EXERCISE:
In the records below, find the line containing "Give me the"; copy exactly that line and all lines after it to the end, and nothing else.

Element data from apps and pages:
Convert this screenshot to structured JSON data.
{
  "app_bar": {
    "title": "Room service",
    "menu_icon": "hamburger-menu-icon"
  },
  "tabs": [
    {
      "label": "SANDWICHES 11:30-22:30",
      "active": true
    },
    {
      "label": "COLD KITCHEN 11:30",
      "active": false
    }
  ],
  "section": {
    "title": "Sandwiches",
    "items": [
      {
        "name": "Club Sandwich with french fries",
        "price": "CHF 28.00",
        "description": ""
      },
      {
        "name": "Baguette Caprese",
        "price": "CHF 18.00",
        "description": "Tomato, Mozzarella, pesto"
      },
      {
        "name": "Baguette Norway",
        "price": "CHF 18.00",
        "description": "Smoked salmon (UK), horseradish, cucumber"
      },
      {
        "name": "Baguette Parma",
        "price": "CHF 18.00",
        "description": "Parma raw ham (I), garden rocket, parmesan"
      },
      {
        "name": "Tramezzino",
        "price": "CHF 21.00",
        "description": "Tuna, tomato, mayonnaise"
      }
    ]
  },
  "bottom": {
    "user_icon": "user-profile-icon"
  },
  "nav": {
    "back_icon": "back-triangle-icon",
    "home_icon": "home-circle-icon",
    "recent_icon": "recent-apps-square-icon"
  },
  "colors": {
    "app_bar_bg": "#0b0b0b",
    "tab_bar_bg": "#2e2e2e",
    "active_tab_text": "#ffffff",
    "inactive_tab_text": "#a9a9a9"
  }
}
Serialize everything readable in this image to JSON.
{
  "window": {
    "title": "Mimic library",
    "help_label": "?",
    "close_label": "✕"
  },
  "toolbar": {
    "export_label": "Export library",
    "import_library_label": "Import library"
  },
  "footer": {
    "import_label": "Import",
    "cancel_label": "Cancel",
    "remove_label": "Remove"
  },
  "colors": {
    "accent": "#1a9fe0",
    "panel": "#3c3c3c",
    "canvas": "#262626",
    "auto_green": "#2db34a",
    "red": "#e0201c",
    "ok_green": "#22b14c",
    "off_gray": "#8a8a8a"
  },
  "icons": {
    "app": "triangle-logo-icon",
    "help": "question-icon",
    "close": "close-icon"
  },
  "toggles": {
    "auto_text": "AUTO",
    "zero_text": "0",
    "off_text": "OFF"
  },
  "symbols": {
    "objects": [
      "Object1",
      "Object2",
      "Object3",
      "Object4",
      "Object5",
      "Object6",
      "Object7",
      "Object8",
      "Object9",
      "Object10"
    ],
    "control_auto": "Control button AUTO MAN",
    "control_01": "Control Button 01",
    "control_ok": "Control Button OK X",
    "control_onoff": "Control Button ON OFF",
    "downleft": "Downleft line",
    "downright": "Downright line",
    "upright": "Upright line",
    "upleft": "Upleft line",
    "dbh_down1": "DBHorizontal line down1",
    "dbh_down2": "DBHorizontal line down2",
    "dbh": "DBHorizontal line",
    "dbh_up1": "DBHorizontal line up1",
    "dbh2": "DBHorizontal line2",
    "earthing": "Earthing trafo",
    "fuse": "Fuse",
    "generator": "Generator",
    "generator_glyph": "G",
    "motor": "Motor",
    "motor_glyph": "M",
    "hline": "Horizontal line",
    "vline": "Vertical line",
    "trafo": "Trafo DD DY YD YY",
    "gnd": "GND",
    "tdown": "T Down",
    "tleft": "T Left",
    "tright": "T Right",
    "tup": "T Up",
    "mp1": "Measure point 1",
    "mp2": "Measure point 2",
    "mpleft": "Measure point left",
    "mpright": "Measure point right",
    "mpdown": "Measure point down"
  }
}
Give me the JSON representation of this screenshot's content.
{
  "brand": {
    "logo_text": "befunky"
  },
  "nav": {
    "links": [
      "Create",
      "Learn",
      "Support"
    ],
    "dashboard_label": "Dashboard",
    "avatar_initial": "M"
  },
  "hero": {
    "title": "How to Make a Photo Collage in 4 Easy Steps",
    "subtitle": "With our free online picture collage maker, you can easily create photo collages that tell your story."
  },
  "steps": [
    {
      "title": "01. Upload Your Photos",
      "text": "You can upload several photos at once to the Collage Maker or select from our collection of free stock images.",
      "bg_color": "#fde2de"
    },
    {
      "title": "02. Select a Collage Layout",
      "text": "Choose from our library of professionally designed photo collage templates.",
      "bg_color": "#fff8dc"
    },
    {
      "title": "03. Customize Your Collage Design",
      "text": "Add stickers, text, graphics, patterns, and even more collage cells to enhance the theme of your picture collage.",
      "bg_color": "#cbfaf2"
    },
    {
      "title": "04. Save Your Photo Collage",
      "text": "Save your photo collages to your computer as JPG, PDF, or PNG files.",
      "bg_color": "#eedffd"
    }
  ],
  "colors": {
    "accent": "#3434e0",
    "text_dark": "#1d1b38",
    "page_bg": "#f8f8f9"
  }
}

SOLUTION TO THIS EXERCISE:
Give me the JSON representation of this screenshot's content.
{
  "brand": {
    "logo_text": "befunky"
  },
  "nav": {
    "links": [
      "Create",
      "Learn",
      "Support"
    ],
    "dashboard_label": "Dashboard",
    "avatar_initial": "M"
  },
  "hero": {
    "title": "How to Make a Photo Collage in 4 Easy Steps",
    "subtitle": "With our free online picture collage maker, you can easily create photo collages that tell your story."
  },
  "steps": [
    {
      "title": "01. Upload Your Photos",
      "text": "You can upload several photos at once to the Collage Maker or select from our collection of free stock images.",
      "bg_color": "#fde2de"
    },
    {
      "title": "02. Select a Collage Layout",
      "text": "Choose from our library of professionally designed photo collage templates.",
      "bg_color": "#fff8dc"
    },
    {
      "title": "03. Customize Your Collage Design",
      "text": "Add stickers, text, graphics, patterns, and even more collage cells to enhance the theme of your picture collage.",
      "bg_color": "#cbfaf2"
    },
    {
      "title": "04. Save Your Photo Collage",
      "text": "Save your photo collages to your computer as JPG, PDF, or PNG files.",
      "bg_color": "#eedffd"
    }
  ],
  "colors": {
    "accent": "#3434e0",
    "text_dark": "#1d1b38",
    "page_bg": "#f8f8f9"
  }
}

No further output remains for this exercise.